§ **Directions**
Produce an exact copy of the listing.

§ **Available data**

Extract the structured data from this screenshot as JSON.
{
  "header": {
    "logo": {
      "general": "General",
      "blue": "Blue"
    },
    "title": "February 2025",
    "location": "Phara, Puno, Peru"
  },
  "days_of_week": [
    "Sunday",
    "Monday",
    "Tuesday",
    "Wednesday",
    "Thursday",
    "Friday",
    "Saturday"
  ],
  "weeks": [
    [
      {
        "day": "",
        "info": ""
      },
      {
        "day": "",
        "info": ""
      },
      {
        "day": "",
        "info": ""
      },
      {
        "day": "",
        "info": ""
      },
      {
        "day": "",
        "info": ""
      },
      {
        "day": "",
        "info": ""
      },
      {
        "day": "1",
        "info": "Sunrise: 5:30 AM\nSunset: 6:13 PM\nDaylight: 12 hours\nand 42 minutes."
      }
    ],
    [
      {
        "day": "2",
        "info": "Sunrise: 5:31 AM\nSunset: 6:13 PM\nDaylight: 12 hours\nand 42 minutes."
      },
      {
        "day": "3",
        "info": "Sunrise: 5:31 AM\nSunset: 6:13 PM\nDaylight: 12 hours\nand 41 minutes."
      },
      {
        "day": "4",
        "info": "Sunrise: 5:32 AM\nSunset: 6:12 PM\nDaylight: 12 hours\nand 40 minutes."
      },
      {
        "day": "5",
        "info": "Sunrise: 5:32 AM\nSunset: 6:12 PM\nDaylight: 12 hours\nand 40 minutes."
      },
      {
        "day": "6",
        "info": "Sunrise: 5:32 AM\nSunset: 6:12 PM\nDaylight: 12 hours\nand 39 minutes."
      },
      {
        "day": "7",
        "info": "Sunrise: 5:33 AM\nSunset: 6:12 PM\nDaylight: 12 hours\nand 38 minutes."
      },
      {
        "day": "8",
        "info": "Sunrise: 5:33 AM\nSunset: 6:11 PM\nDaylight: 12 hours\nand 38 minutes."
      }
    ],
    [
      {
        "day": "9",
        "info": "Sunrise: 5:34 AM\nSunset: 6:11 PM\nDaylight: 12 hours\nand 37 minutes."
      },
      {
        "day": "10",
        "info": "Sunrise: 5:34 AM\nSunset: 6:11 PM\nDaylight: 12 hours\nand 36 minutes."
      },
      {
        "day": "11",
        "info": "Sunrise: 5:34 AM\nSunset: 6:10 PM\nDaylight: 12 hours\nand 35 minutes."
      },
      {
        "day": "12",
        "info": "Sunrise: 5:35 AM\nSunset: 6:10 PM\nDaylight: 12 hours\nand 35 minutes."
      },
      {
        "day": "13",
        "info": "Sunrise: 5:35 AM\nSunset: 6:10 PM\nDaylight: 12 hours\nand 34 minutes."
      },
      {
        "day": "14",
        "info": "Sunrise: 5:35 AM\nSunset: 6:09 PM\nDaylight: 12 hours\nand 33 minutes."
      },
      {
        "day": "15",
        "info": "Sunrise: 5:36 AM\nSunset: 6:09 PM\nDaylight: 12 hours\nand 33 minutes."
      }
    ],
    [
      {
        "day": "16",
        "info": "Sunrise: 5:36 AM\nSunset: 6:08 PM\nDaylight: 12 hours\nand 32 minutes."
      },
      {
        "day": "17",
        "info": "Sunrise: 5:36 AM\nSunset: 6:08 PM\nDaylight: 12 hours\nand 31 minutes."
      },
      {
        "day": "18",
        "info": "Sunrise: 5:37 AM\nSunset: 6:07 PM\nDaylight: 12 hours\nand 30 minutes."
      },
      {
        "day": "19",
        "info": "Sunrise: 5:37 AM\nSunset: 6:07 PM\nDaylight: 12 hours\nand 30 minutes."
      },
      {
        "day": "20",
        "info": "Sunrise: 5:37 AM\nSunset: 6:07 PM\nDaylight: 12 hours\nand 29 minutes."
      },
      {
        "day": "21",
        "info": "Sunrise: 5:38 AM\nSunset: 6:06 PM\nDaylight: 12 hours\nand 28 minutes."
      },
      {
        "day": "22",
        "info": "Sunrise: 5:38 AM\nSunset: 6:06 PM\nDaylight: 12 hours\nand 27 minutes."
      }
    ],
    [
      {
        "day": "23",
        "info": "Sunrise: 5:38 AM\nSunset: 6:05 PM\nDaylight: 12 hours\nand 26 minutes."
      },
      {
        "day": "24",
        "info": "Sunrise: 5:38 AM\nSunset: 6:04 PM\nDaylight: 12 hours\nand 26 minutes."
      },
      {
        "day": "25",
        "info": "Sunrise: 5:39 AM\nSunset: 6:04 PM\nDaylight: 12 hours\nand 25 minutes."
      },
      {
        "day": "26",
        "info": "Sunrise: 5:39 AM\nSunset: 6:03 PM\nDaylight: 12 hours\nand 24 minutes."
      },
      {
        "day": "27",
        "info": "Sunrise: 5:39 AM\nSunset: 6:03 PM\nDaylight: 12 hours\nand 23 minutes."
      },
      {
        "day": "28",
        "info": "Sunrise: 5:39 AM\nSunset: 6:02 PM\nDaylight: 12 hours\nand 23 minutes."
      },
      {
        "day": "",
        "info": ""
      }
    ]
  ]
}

§ **Response**
Extract the structured data from this screenshot as JSON.
{
  "header": {
    "logo": {
      "general": "General",
      "blue": "Blue"
    },
    "title": "February 2025",
    "location": "Phara, Puno, Peru"
  },
  "days_of_week": [
    "Sunday",
    "Monday",
    "Tuesday",
    "Wednesday",
    "Thursday",
    "Friday",
    "Saturday"
  ],
  "weeks": [
    [
      {
        "day": "",
        "info": ""
      },
      {
        "day": "",
        "info": ""
      },
      {
        "day": "",
        "info": ""
      },
      {
        "day": "",
        "info": ""
      },
      {
        "day": "",
        "info": ""
      },
      {
        "day": "",
        "info": ""
      },
      {
        "day": "1",
        "info": "Sunrise: 5:30 AM\nSunset: 6:13 PM\nDaylight: 12 hours\nand 42 minutes."
      }
    ],
    [
      {
        "day": "2",
        "info": "Sunrise: 5:31 AM\nSunset: 6:13 PM\nDaylight: 12 hours\nand 42 minutes."
      },
      {
        "day": "3",
        "info": "Sunrise: 5:31 AM\nSunset: 6:13 PM\nDaylight: 12 hours\nand 41 minutes."
      },
      {
        "day": "4",
        "info": "Sunrise: 5:32 AM\nSunset: 6:12 PM\nDaylight: 12 hours\nand 40 minutes."
      },
      {
        "day": "5",
        "info": "Sunrise: 5:32 AM\nSunset: 6:12 PM\nDaylight: 12 hours\nand 40 minutes."
      },
      {
        "day": "6",
        "info": "Sunrise: 5:32 AM\nSunset: 6:12 PM\nDaylight: 12 hours\nand 39 minutes."
      },
      {
        "day": "7",
        "info": "Sunrise: 5:33 AM\nSunset: 6:12 PM\nDaylight: 12 hours\nand 38 minutes."
      },
      {
        "day": "8",
        "info": "Sunrise: 5:33 AM\nSunset: 6:11 PM\nDaylight: 12 hours\nand 38 minutes."
      }
    ],
    [
      {
        "day": "9",
        "info": "Sunrise: 5:34 AM\nSunset: 6:11 PM\nDaylight: 12 hours\nand 37 minutes."
      },
      {
        "day": "10",
        "info": "Sunrise: 5:34 AM\nSunset: 6:11 PM\nDaylight: 12 hours\nand 36 minutes."
      },
      {
        "day": "11",
        "info": "Sunrise: 5:34 AM\nSunset: 6:10 PM\nDaylight: 12 hours\nand 35 minutes."
      },
      {
        "day": "12",
        "info": "Sunrise: 5:35 AM\nSunset: 6:10 PM\nDaylight: 12 hours\nand 35 minutes."
      },
      {
        "day": "13",
        "info": "Sunrise: 5:35 AM\nSunset: 6:10 PM\nDaylight: 12 hours\nand 34 minutes."
      },
      {
        "day": "14",
        "info": "Sunrise: 5:35 AM\nSunset: 6:09 PM\nDaylight: 12 hours\nand 33 minutes."
      },
      {
        "day": "15",
        "info": "Sunrise: 5:36 AM\nSunset: 6:09 PM\nDaylight: 12 hours\nand 33 minutes."
      }
    ],
    [
      {
        "day": "16",
        "info": "Sunrise: 5:36 AM\nSunset: 6:08 PM\nDaylight: 12 hours\nand 32 minutes."
      },
      {
        "day": "17",
        "info": "Sunrise: 5:36 AM\nSunset: 6:08 PM\nDaylight: 12 hours\nand 31 minutes."
      },
      {
        "day": "18",
        "info": "Sunrise: 5:37 AM\nSunset: 6:07 PM\nDaylight: 12 hours\nand 30 minutes."
      },
      {
        "day": "19",
        "info": "Sunrise: 5:37 AM\nSunset: 6:07 PM\nDaylight: 12 hours\nand 30 minutes."
      },
      {
        "day": "20",
        "info": "Sunrise: 5:37 AM\nSunset: 6:07 PM\nDaylight: 12 hours\nand 29 minutes."
      },
      {
        "day": "21",
        "info": "Sunrise: 5:38 AM\nSunset: 6:06 PM\nDaylight: 12 hours\nand 28 minutes."
      },
      {
        "day": "22",
        "info": "Sunrise: 5:38 AM\nSunset: 6:06 PM\nDaylight: 12 hours\nand 27 minutes."
      }
    ],
    [
      {
        "day": "23",
        "info": "Sunrise: 5:38 AM\nSunset: 6:05 PM\nDaylight: 12 hours\nand 26 minutes."
      },
      {
        "day": "24",
        "info": "Sunrise: 5:38 AM\nSunset: 6:04 PM\nDaylight: 12 hours\nand 26 minutes."
      },
      {
        "day": "25",
        "info": "Sunrise: 5:39 AM\nSunset: 6:04 PM\nDaylight: 12 hours\nand 25 minutes."
      },
      {
        "day": "26",
        "info": "Sunrise: 5:39 AM\nSunset: 6:03 PM\nDaylight: 12 hours\nand 24 minutes."
      },
      {
        "day": "27",
        "info": "Sunrise: 5:39 AM\nSunset: 6:03 PM\nDaylight: 12 hours\nand 23 minutes."
      },
      {
        "day": "28",
        "info": "Sunrise: 5:39 AM\nSunset: 6:02 PM\nDaylight: 12 hours\nand 23 minutes."
      },
      {
        "day": "",
        "info": ""
      }
    ]
  ]
}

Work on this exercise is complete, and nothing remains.